Sign up for JPG+ to start using collections now!
Photo license: © All rights reserved
*** I am having technical trouble. I can “favorite” photos, but I cannot prop or comment. I will return to prop and comment photos ASAP.
*****Update: I clicked on "Tools" and deleted my browsing history, but that did not work. So, I shifted from Explorer 8 to "Mozilla Firefox" and am now able to leave props and comments using THAT browser.
[Yellowstone National Park, Wyoming, March 4, 2011]
This was the day I decided to visit the Grand Canyon of the Yellowstone River.
The Grand Canyon in winter is not for everyone: It is remote, lonely, and very cold.
The Grand Canyon of the Yellowstone River is not, of course, THE Grand Canyon. THAT canyon is in Arizona, and the Colorado River runs through it.
There are only seven on board the snow coach, including the driver, as we enter the Park and plunge into the wilderness. It is a “Christmas-card” kind of day. The scenery is spectacular!
We drive north and follow the Gibbon River for 15 miles (upper left). We turn east for 12 miles, climbing 3,000 feet in altitude (to more than 8,000 feet).
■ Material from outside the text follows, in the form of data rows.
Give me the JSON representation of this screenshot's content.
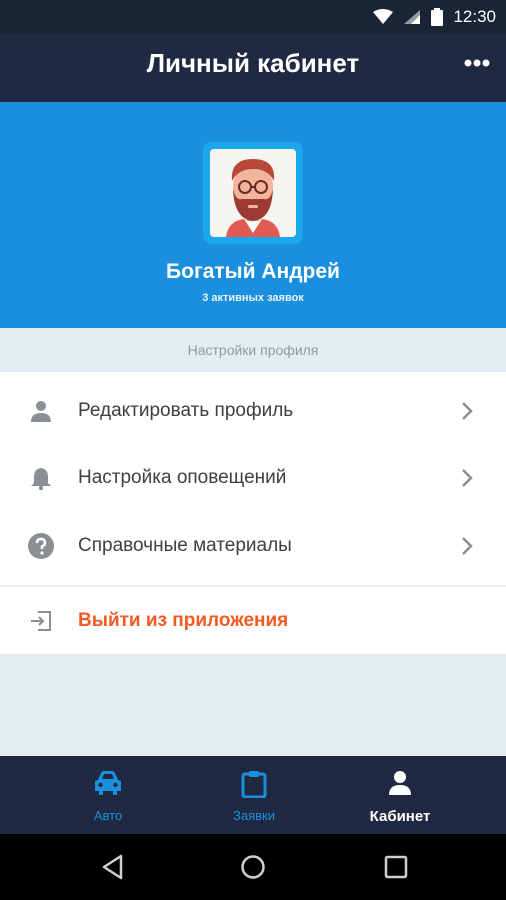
{
  "status_bar": {
    "time": "12:30"
  },
  "app_bar": {
    "title": "Личный кабинет"
  },
  "profile": {
    "name": "Богатый Андрей",
    "subtitle": "3 активных заявок"
  },
  "section": {
    "header": "Настройки профиля"
  },
  "menu": {
    "items": [
      {
        "label": "Редактировать профиль",
        "icon": "person-icon"
      },
      {
        "label": "Настройка оповещений",
        "icon": "bell-icon"
      },
      {
        "label": "Справочные материалы",
        "icon": "help-icon"
      }
    ],
    "logout": {
      "label": "Выйти из приложения",
      "icon": "exit-icon"
    }
  },
  "bottom_nav": {
    "tabs": [
      {
        "label": "Авто",
        "icon": "car-icon",
        "active": false
      },
      {
        "label": "Заявки",
        "icon": "clipboard-icon",
        "active": false
      },
      {
        "label": "Кабинет",
        "icon": "person-icon",
        "active": true
      }
    ]
  },
  "colors": {
    "hero": "#1a8fde",
    "appbar": "#1f2a42",
    "logout": "#f25a22",
    "tab_inactive": "#1a8fde",
    "tab_active": "#ffffff"
  }
}
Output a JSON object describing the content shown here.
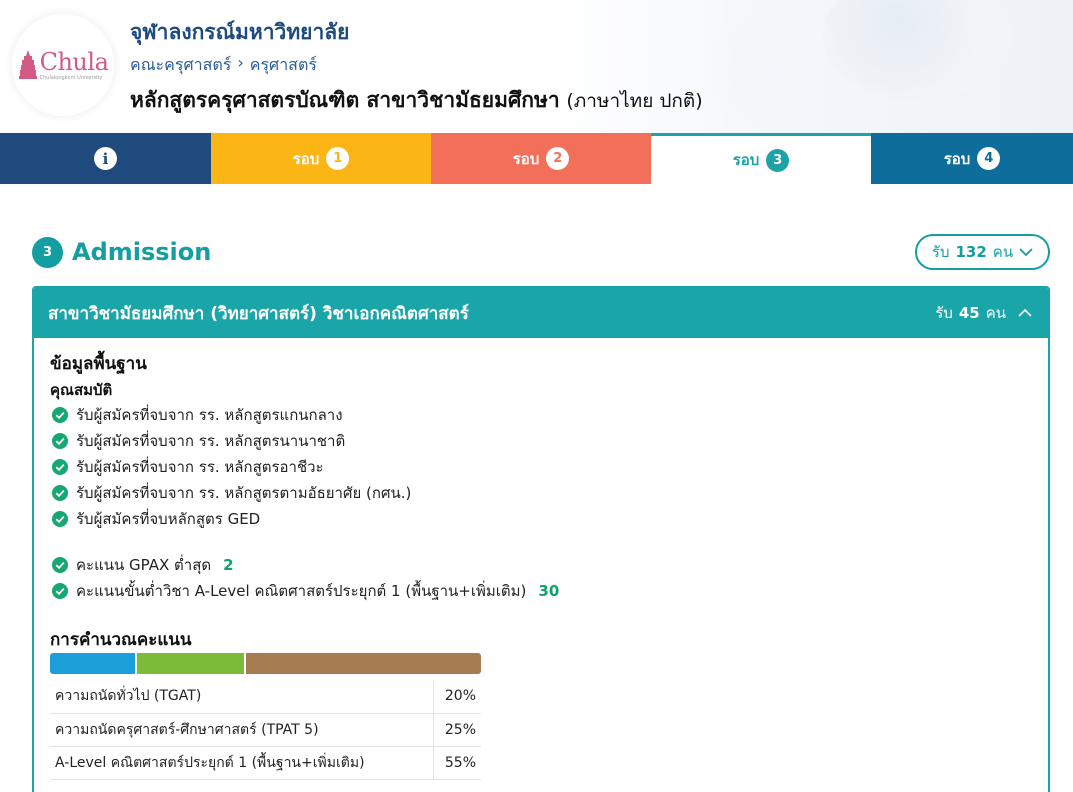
{
  "header": {
    "logo_word": "Chula",
    "logo_sub": "Chulalongkorn University",
    "university": "จุฬาลงกรณ์มหาวิทยาลัย",
    "breadcrumb": [
      "คณะครุศาสตร์",
      "ครุศาสตร์"
    ],
    "breadcrumb_sep": "›",
    "program_title": "หลักสูตรครุศาสตรบัณฑิต สาขาวิชามัธยมศึกษา",
    "program_note": "(ภาษาไทย ปกติ)"
  },
  "tabs": [
    {
      "label": "",
      "num": "i",
      "color": "#1e4a7d"
    },
    {
      "label": "รอบ",
      "num": "1",
      "color": "#fbb515"
    },
    {
      "label": "รอบ",
      "num": "2",
      "color": "#f26f5a"
    },
    {
      "label": "รอบ",
      "num": "3",
      "color": "#1fa2a6",
      "active": true
    },
    {
      "label": "รอบ",
      "num": "4",
      "color": "#0f6d9b"
    }
  ],
  "section": {
    "badge": "3",
    "title": "Admission",
    "quota_prefix": "รับ",
    "quota_num": "132",
    "quota_unit": "คน"
  },
  "card": {
    "title": "สาขาวิชามัธยมศึกษา (วิทยาศาสตร์) วิชาเอกคณิตศาสตร์",
    "quota_prefix": "รับ",
    "quota_num": "45",
    "quota_unit": "คน",
    "basic_title": "ข้อมูลพื้นฐาน",
    "qual_title": "คุณสมบัติ",
    "requirements": [
      "รับผู้สมัครที่จบจาก รร. หลักสูตรแกนกลาง",
      "รับผู้สมัครที่จบจาก รร. หลักสูตรนานาชาติ",
      "รับผู้สมัครที่จบจาก รร. หลักสูตรอาชีวะ",
      "รับผู้สมัครที่จบจาก รร. หลักสูตรตามอัธยาศัย (กศน.)",
      "รับผู้สมัครที่จบหลักสูตร GED"
    ],
    "score_reqs": [
      {
        "label": "คะแนน GPAX ต่ำสุด",
        "value": "2"
      },
      {
        "label": "คะแนนขั้นต่ำวิชา A-Level คณิตศาสตร์ประยุกต์ 1 (พื้นฐาน+เพิ่มเติม)",
        "value": "30"
      }
    ],
    "calc_title": "การคำนวณคะแนน",
    "weights": [
      {
        "subject": "ความถนัดทั่วไป (TGAT)",
        "percent": "20%",
        "value": 20,
        "color": "#1a9fd8"
      },
      {
        "subject": "ความถนัดครุศาสตร์-ศึกษาศาสตร์ (TPAT 5)",
        "percent": "25%",
        "value": 25,
        "color": "#7cba3a"
      },
      {
        "subject": "A-Level คณิตศาสตร์ประยุกต์ 1 (พื้นฐาน+เพิ่มเติม)",
        "percent": "55%",
        "value": 55,
        "color": "#a67c52"
      }
    ]
  }
}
We stop at the Canyon Visitor Center, which reminds me of Dr. Zhivago’s ice palace (lower right). The Center is lightly staffed, and food and facilities are available there.
We drive to several sites overlooking the Yellowstone River and the canyon it has carved. The Lower Falls of the Yellowstone, which drops more than 300 feet, is almost frozen solid (upper right).
We turn away from the Lower Falls and face north for a look at the Grand Canyon. It is a thousand feet deep in places. And, it is breathtaking (lower left).
The Yellowstone River is the longest “free flowing” river in North America. It flows north out of Lake Yellowstone and begins an uninterrupted journey of 675 miles, where it joins the Missouri River. William Clark (of Lewis and Clark fame) explored the Yellowstone as the Corps of Discovery began the long journey home.
On our way back, we stop at the Norris Geyser Basin, the hottest “spot” in the Park (lower right). It is a boiling cauldron. It is so hot, in fact, that the trails are often closed in the summertime.
Contrary to popular belief, Yellowstone National Park is not the size of Rhode Island and Connecticut. It is smaller. It is the size of Rhode Island and Delaware.
As always, thanks for stopping by!
Also by Richard Knight
Please Login or Sign Up
Login or Sign Up
Need contest credits? Get 'em here!
Select a Shoot Out contest credit package below.